I've been noticing more and more Ajax powered pages where at the end
of the normal page end a call is made to fetch more content and is
added to the bottom of the page, in essence making the page longer on
the fly. A good example of this is on http://www.haystack.com
Twitter and Facebook do something similar but a button or link is
needed to expand the content.
I can a usability issue with clicking on a link and then having the
back button not return you to the same 'long' page you left from.
OK - so we work in the world of digital. Here the affordance is a
perceived one. But what about our real lives?
Here's the thing - I want to start a list of unusable real life
1. Elevator buttons: when I press the wrong floor (which is quite the
frequent occasion in my uncaffienated state before 12pm) why can't I
"unpress" my mistake?
2. Toilet doors: why does one open in and the next out. Furthermore -
why wash your hands when you must touch germ-ridden door handles after
the fact? If there is ever a need to have automatic doors - here it
In the discipline of IxD, the word has been used to define a possible
action perceived by a user within some environment (Norman 1988). In the
classic example, the affordance of a door with a flat metal plate is
"push." The affordance resolves to a verb, an action to be performed.

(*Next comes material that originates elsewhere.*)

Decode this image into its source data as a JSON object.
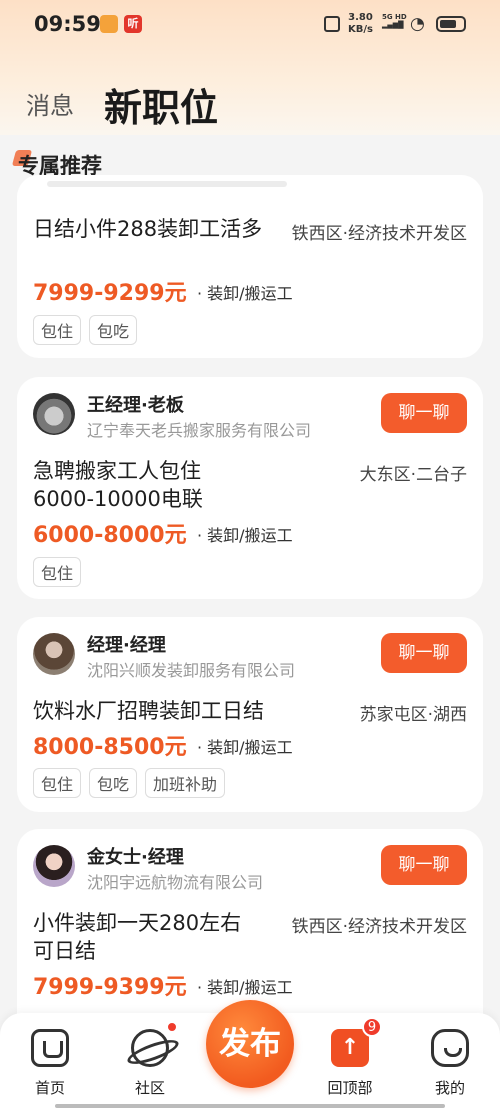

However, of late, I've seen the word used loosely to describe the clues
that suggest an object's possible actions.